The other reality is that I love surfboards, and there are certainly a few friendships I would trade for a new stick.

3. Sleep More: You’ll Be Less Sensitive to Negative Emotions

One of the best decisions in my life was to throw away the alarm clock. If you are waking up to an alarm clock your body is being robbed of precious time to repair itself, and that is having detrimental effects on how you function.

In Nurture Shock, Po Bronson and Ashley Merryman explain how sleep affects positivity and report that sleep-deprived people fail to recall pleasant memories, yet these same people recall gloomy memories like getting snaked or falling on a wave. In one experiment, sleep-deprived college students tried to memorize a list of words. “They could remember 81% of the words with a negative connotation, like “cancer.” But they could remember only 31% of the words with a positive or neutral connotation, like “sunshine” or “stoke.”

This doesn’t mean that you can sleep all day and forego all your responsibilities, it means that you should arrange your life in a way that allows you to meet your responsibilities while also allowing for enough sleep time.

How much sleep is enough?

The National Sleep Foundation recommends 7-9 hours of sleep for active adults and reports that there is evidence that short sleep durations of 4-5 hours have negative physiological and neurobehavioral consequences.

The bottom line is that if you sleep better, you will surf better.

4. Plan a Surf Trip: It Helps Even if You Don’t Actually Take One

I sure love to travel and I know you do too.
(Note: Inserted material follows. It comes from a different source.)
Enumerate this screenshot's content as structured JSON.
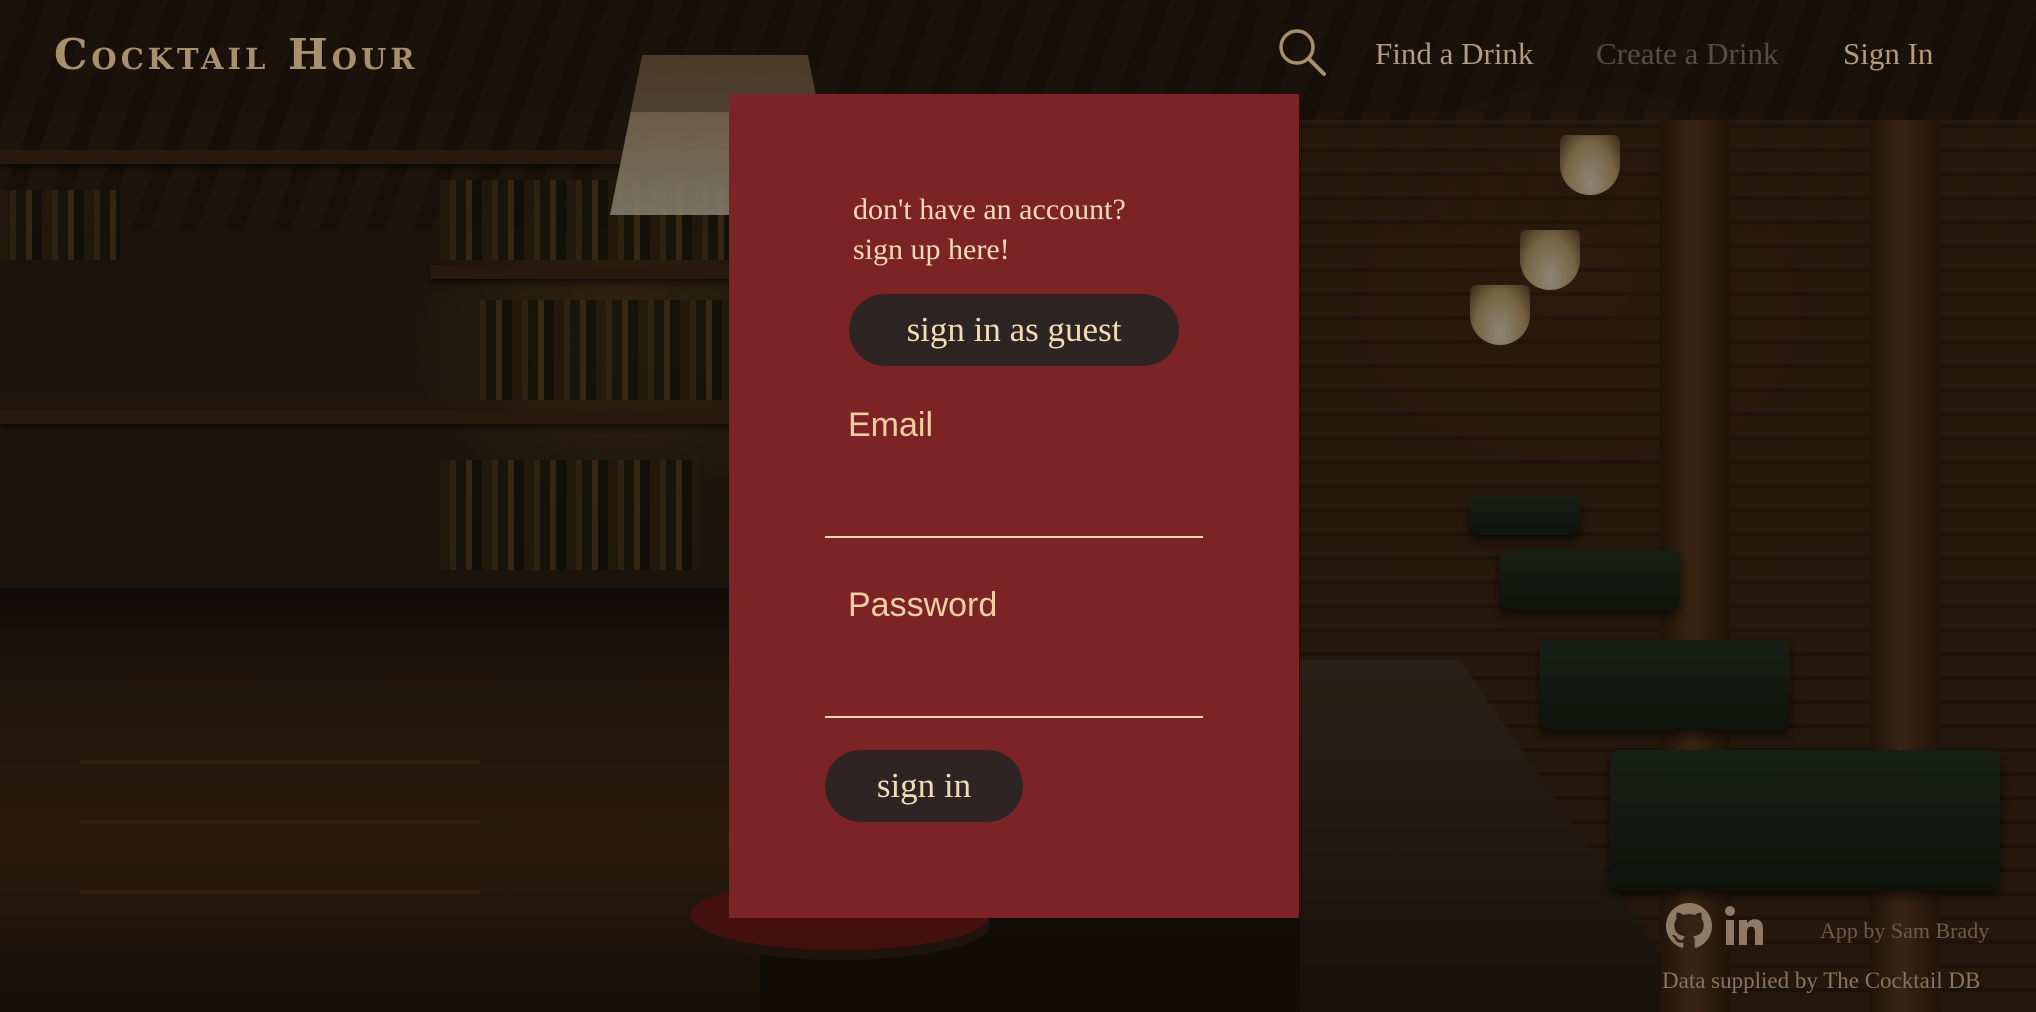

If you surf, but haven’t taken a surf tip to some foreign land, then I must encourage you to save your dough for some tasty salt water waves. You don’t even need to leave the country, but I would highly recommend it, there is a rich world of culture (and waves) just a plane ride away.

In fact, simply planning a trip to Indo can improve your stoke for life. A study published in the journal Applied Research in Quality of Life showed that the highest spike in happiness came during the planning stage of a vacation—I recommend that you actually take the trip, life is too short not to.

5. Practice Smiling: Reduce Pain, Improve Mood, Think Better

I admit it, I find it really hard to smile when I notice a dude pull up with a SUP into the parking lot while I am getting ready to surf. Then I think to myself that he has every right to be there too, we share a stoke for the waves and the ocean, right?

I know that smiling will improve my chances of feeling better about the SUPer, experts say that smiling is one way to reduce the distress caused by an upsetting situation. The experts go on to report that forcing a smile is enough to change your perspective and mood.

It’s so hard, but I am going to try it, and so should you.

6. Meditate: Take A Moment While Surfing & Look Around

Many people think that meditation is sitting cross-legged like some yogi in a dipper on stinky pillow and chanting some ancient text.

No offense to the yogi dude, but mediation can be a much simpler shift in your awareness.

For me it happens while surfing, sitting in the line-up I sometimes take a moment to look at the horizon, witness the colors in the sky or the shimmy of the sun across the water. This my friend is also meditation, an observation of the magic, and it’s also good for you.

Meditation clears your mind and has been proven to be the single most effective way to live a happier life. Psychology expert Shawn Archer reports that after meditation “we experience feelings of calm and contentment . . . research even shows that regular meditation can permanently rewire the brain to raise levels of happiness.”

7. Practice Gratitude: Thank That Dude That Gave You The Last Wave

It doesn’t happen often, but every once in a while someone gives you a wave even though you don’t have priority.

Damn that feels good and you should always give thanks to your wetsuit wearing neighbor and even consider returning the gesture to some unsuspecting surfer.

Random acts of kindness can take place anywhere, man-up and be the first one to say thank you or to give someone a wave—do it, it feels good.



Derek Dodds, Founder of Wave Tribe, invites you to practice random acts of kindness in Ventura county where he surfs and suggests you send them to him at